Miles per pound (mpp) Miles per pound (mpp)

Petrol engines 5.3 - 9.0 mpp
Diesel engines 8.9 - 11.2 mpp
Low figures relate to the least economical version; high to the most economical. Based on WLTP combined fuel economy for versions of this car made since September 2017 only, and typical current fuel or electricity costs.

Fuel economy

Petrol engines 25.0 - 42.2 mpg
Diesel engines 44.1 - 55.4 mpg
  • Frugal new entry-level engines impress
  • C 200 economy figures potentially good
  • Insurance and servicing likely to be costly

Diesels are cost-efficient, but dealer maintenance is pricey across the board

For the best fuel economy, the diesel C-Class Coupe is the one to go for, with some impressive claimed mpg numbers for all. The most fuel-efficient is the C 220 d, returning up to a claimed average of 61.4mpg combined.

The petrol models can’t match even the least frugal diesel’s claimed economy figures. The most efficient petrol is the C 200, which returns up to 46.3mpg. The 4Matic version of this motor achieves up to 43.5mpg according to Mercedes-Benz.

The more powerful C 300 claims 44.1mpg, while the Mercedes-AMG C 43 is the worst performer (unsurprisingly), returning just 29.7mpg on the combined cycle.

It shouldn’t be too pricey to fuel-up most C-Class models then, but servicing and maintenance is likely to be quite costly unless you opt for a service plan, while insurance prices could also be a little higher than you might expect.

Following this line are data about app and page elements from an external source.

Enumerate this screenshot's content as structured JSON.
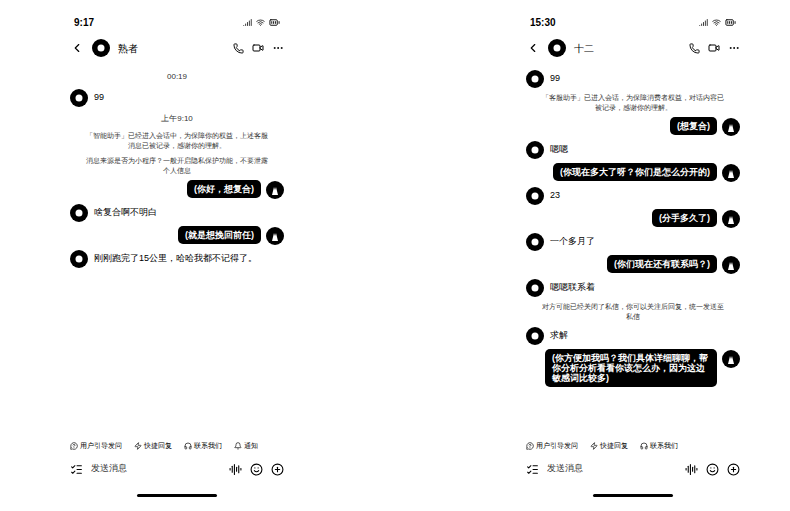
{
  "phones": [
    {
      "status_time": "9:17",
      "contact": "熟者",
      "messages": [
        {
          "kind": "time",
          "side": "center",
          "text": "00:19"
        },
        {
          "kind": "text",
          "side": "left",
          "text": "99"
        },
        {
          "kind": "time",
          "side": "center",
          "text": "上午9:10"
        },
        {
          "kind": "system",
          "side": "center",
          "text": "「智能助手」已经进入会话中，为保障你的权益，上述客服消息已被记录，感谢你的理解。"
        },
        {
          "kind": "system",
          "side": "center",
          "text": "消息来源是否为小程序？一般开启隐私保护功能，不要泄露个人信息"
        },
        {
          "kind": "text",
          "side": "right",
          "text": "(你好，想复合)"
        },
        {
          "kind": "text",
          "side": "left",
          "text": "啥复合啊不明白"
        },
        {
          "kind": "text",
          "side": "right",
          "text": "(就是想挽回前任)"
        },
        {
          "kind": "text",
          "side": "left",
          "text": "刚刚跑完了15公里，哈哈我都不记得了。"
        }
      ],
      "quick_actions": [
        "用户引导发问",
        "快捷回复",
        "联系我们",
        "通知"
      ],
      "input_placeholder": "发送消息"
    },
    {
      "status_time": "15:30",
      "contact": "十二",
      "messages": [
        {
          "kind": "text",
          "side": "left",
          "text": "99"
        },
        {
          "kind": "system",
          "side": "center",
          "text": "「客服助手」已进入会话，为保障消费者权益，对话内容已被记录，感谢你的理解。"
        },
        {
          "kind": "text",
          "side": "right",
          "text": "(想复合)"
        },
        {
          "kind": "text",
          "side": "left",
          "text": "嗯嗯"
        },
        {
          "kind": "text",
          "side": "right",
          "text": "(你现在多大了呀？你们是怎么分开的)"
        },
        {
          "kind": "text",
          "side": "left",
          "text": "23"
        },
        {
          "kind": "text",
          "side": "right",
          "text": "(分手多久了)"
        },
        {
          "kind": "text",
          "side": "left",
          "text": "一个多月了"
        },
        {
          "kind": "text",
          "side": "right",
          "text": "(你们现在还有联系吗？)"
        },
        {
          "kind": "text",
          "side": "left",
          "text": "嗯嗯联系着"
        },
        {
          "kind": "system",
          "side": "center",
          "text": "对方可能已经关闭了私信，你可以关注后回复，统一发送至私信"
        },
        {
          "kind": "text",
          "side": "left",
          "text": "求解"
        },
        {
          "kind": "text",
          "side": "right",
          "text": "(你方便加我吗？我们具体详细聊聊，帮你分析分析看看你该怎么办，因为这边敏感词比较多)"
        }
      ],
      "quick_actions": [
        "用户引导发问",
        "快捷回复",
        "联系我们"
      ],
      "input_placeholder": "发送消息"
    }
  ]
}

Diesel will be cheapest to tax thanks to low emissions, but petrols also very clean, and tech is up to date

When it comes to CO2 emissions, the C-Class range varies greatly across the board. Unsurprisingly, it’s the diesels with the lowest emissions figures, but the amount emitted by each model varies depending on the size of the wheels.

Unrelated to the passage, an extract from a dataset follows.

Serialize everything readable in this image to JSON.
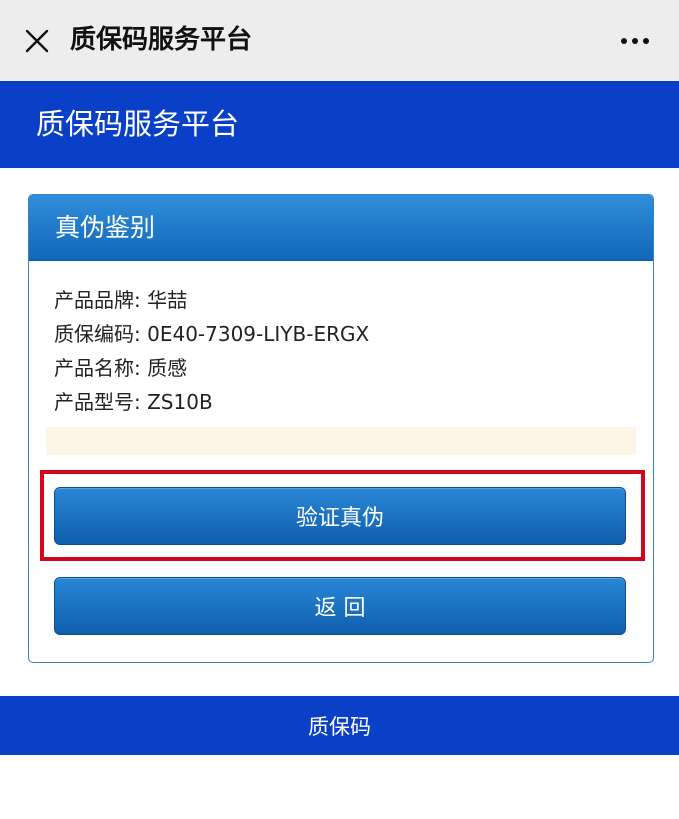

The C 220 d claims 121g/km of CO2 on the standard 18-inch wheels. Put 19-inch wheels on this model and you can expect 130g/km. The C 200 is the cleanest of the petrol line-up, with emissions between 140 and 148g/km, with the 4Matic version returning 150-159g/km.

The C 300 emits between 140 and 147g/km, while the Mercedes-AMG C 43 emits 217g/km.

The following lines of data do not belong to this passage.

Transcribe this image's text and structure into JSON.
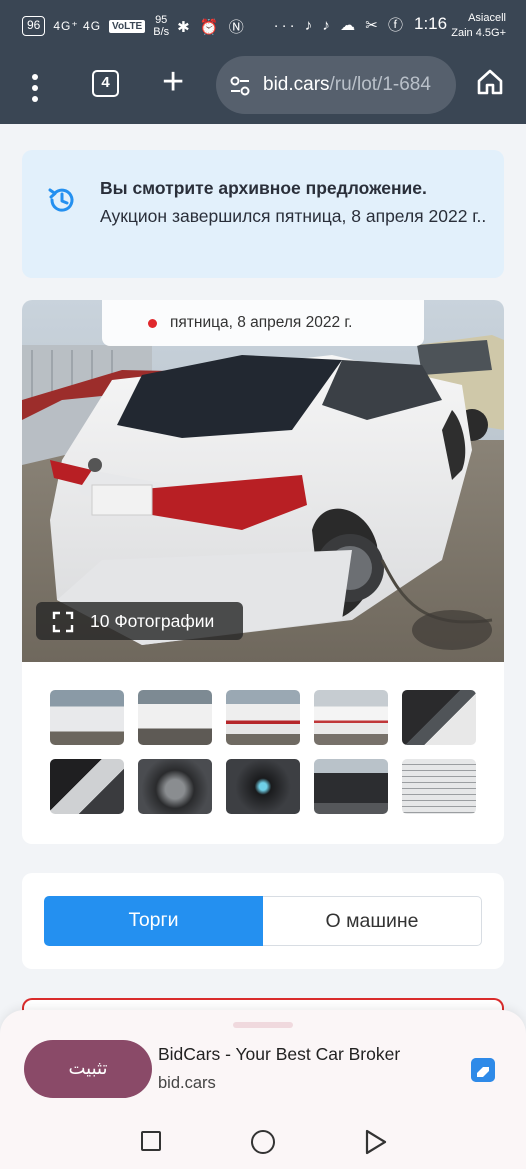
{
  "status_bar": {
    "battery": "96",
    "network": "4G⁺ 4G",
    "volte": "VoLTE",
    "speed_value": "95",
    "speed_unit": "B/s",
    "left_icons": "✱ ⏰ Ⓝ",
    "right_icons": "··· ♪ ♪ ☁ ✂ ⓕ",
    "time": "1:16",
    "carrier_1": "Asiacell",
    "carrier_2": "Zain 4.5G+"
  },
  "browser": {
    "tab_count": "4",
    "url_host": "bid.cars",
    "url_path": "/ru/lot/1-684"
  },
  "notice": {
    "bold": "Вы смотрите архивное предложение.",
    "rest": " Аукцион завершился пятница, 8 апреля 2022 г.."
  },
  "gallery": {
    "auction_date": "пятница, 8 апреля 2022 г.",
    "photos_label": "10 Фотографии",
    "photo_count": 10
  },
  "tabs": {
    "active": "Торги",
    "inactive": "О машине"
  },
  "install_prompt": {
    "button": "تثبيت",
    "title": "BidCars - Your Best Car Broker",
    "host": "bid.cars"
  },
  "icons": [
    "menu-icon",
    "tabs-icon",
    "plus-icon",
    "site-settings-icon",
    "home-icon",
    "history-icon",
    "fullscreen-icon",
    "app-icon",
    "recents-icon",
    "home-nav-icon",
    "back-icon"
  ],
  "colors": {
    "toolbar": "#3a4654",
    "notice_bg": "#e2f0fb",
    "accent": "#2490f0",
    "install": "#8a4a68",
    "alert": "#d92b2b"
  }
}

  • C-Class looks and feels solidly put together
  • Lots of recalls issued for the car, though
  • If buying used, any problems will have been sorted

Since 2014, the C-Class has had several recalls issued, make sure remedial work’s been carried out

The C-Class looks and feels a solidly built car, but that doesn’t mean it’s immune to problems.

So far in its life cycle, it’s been the subject of a number of official recalls.

  • 2 x seat belt
  • 1 x axle mounting breaking
  • 1 x faulty wiring in steering assembly
  • 1 x power steering
  • 1 x flammable vapour may ignite
  • 3 x fuel leak
  • 1 x airbag
  • 2 x risk of fire
  • 1 x engine failure
  • 2 x oil leak
  • 1 x front seats not secured
  • 1 x passenger airbag
  • 1 x side restraint
  • 2 x engine stalling
  • 2 x vehicle shut down
  • 1 x steering control
  • 2 x faulty control unit
  • 1 x steering coupling
  • 1 x power steering motor
  • 1 x starting current limiter overload
  • 1 x AMG – axle mounting breaking

Ongoing running costs

Road tax (12 months) £20 - £475
See tax rates for all versions
Insurance group 31 - 50
How much is it to insure?